Too sensitive to confide in anyone, she had no chance to ventilate the curious sensations of attraction and repulsion that began fermenting in her, feelings defying analysis, mingling and quarrelling deep down in her heart. It was certainly not love, not even the beginning of that; but it was the kind of dangerous interest children feel in things mysterious, out of reach, yet within reach, if only they dared! And the tug of music was there, and the tug of those words of the baroness about salvation—the thought of achieving the impossible, reserved only for the woman of supreme charm, for the true victress. But all these thoughts and feelings were as yet in embryo. She might never see him again! And she certainly did not know whether she even wanted to.
Gyp was in the habit of walking with Winton to the Kochbrunnen, where, with other patient-folk, he was required to drink slowly for twenty minutes every morning. While he was imbibing she would sit in a remote corner of the garden, and read a novel in the Reclam edition, as a daily German lesson.
She was sitting there, the morning after the “at-home” at the Baroness von Maisen’s, reading Turgenev’s “Torrents of Spring,” when she saw Count Rosek sauntering down the path with a glass of the waters in his hand.
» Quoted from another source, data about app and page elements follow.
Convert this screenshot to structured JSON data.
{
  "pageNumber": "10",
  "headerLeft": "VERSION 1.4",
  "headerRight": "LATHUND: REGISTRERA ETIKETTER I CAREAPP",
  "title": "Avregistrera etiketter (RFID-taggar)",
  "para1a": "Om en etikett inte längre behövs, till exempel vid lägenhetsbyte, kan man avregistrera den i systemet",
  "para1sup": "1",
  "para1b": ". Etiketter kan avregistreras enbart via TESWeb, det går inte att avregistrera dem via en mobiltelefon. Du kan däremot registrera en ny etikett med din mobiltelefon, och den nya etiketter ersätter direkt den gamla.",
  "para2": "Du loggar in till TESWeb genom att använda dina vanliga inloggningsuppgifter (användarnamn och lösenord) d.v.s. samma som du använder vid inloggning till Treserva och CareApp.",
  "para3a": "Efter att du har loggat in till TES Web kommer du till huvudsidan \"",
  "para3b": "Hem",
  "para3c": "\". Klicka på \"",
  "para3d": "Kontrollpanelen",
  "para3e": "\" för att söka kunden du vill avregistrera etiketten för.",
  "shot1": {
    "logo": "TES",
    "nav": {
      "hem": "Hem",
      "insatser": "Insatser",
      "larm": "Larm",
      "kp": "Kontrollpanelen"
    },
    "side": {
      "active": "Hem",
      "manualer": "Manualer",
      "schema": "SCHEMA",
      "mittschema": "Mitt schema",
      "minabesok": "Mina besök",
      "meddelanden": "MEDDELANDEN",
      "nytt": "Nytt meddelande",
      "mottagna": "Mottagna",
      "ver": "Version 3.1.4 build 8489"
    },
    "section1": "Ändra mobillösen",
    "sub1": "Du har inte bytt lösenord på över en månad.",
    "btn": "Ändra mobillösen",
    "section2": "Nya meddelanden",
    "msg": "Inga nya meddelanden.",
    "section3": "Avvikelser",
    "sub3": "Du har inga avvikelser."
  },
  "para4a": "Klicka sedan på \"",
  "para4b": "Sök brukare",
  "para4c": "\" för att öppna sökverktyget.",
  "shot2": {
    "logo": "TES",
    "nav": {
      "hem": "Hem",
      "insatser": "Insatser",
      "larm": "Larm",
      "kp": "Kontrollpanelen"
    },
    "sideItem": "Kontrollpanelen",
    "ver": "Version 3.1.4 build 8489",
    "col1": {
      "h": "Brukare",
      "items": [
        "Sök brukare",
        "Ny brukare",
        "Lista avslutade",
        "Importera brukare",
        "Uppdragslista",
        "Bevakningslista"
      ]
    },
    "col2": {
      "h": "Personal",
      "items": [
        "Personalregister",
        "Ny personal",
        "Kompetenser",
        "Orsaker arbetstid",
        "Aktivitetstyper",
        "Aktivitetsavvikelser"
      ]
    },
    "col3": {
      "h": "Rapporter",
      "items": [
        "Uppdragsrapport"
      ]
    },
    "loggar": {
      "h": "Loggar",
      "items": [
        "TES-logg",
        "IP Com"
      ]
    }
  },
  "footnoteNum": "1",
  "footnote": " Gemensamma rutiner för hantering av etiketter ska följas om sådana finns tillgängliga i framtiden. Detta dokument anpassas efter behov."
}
Instant memory of the smile with which he had introduced Fiorsen made her take cover beneath her sunshade. She could see his patent-leathered feet, and well-turned, peg-top-trousered legs go by with the gait of a man whose waist is corseted. The certainty that he wore those prerogatives of womanhood increased her dislike. How dare men be so effeminate? Yet someone had told her that he was a good rider, a good fencer, and very strong. She drew a breath of relief when he was past, and, for fear he might turn and come back, closed her little book and slipped away. But her figure and her springing step were more unmistakable than she knew.
Next morning, on the same bench, she was reading breathlessly the scene between Gemma and Sanin at the window, when she heard Fiorsen’s voice, behind her, say:
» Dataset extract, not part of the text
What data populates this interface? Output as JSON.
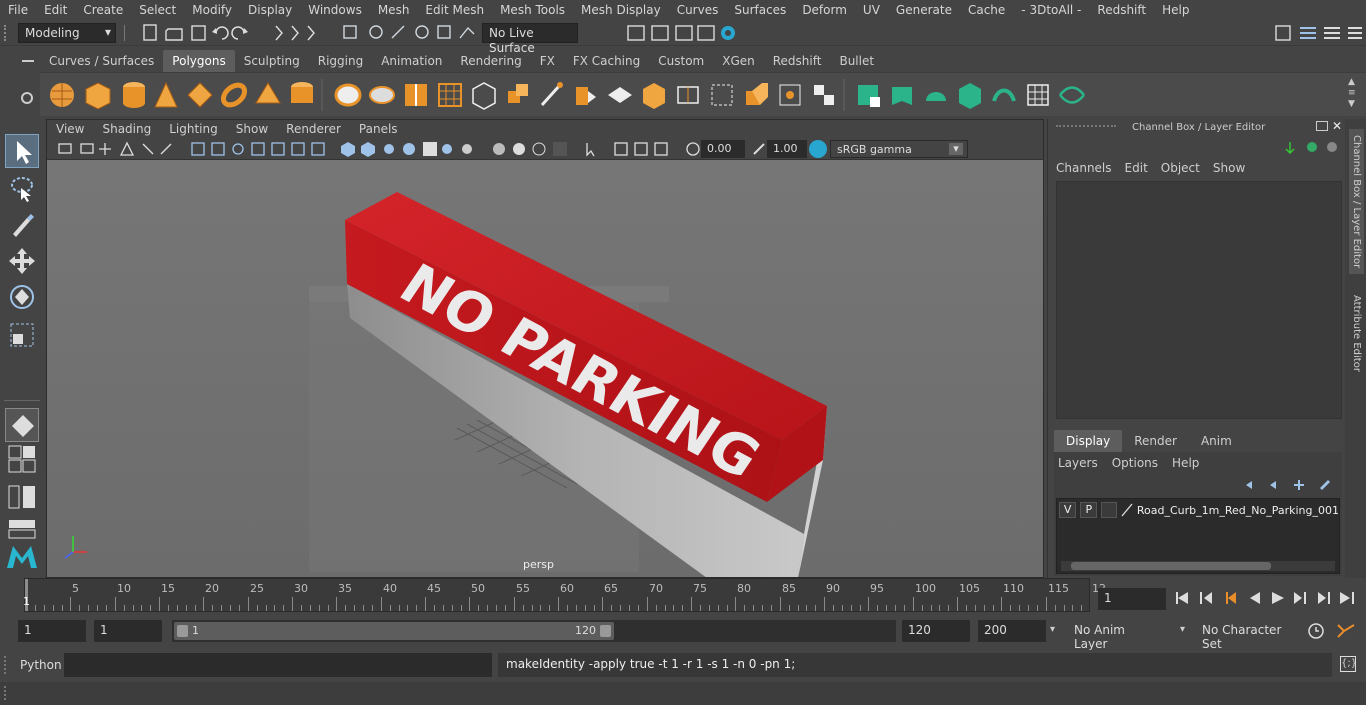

He, too, held a glass of the waters in one hand, and his hat in the other.
“I have just made your father’s acquaintance. May I sit down a minute?”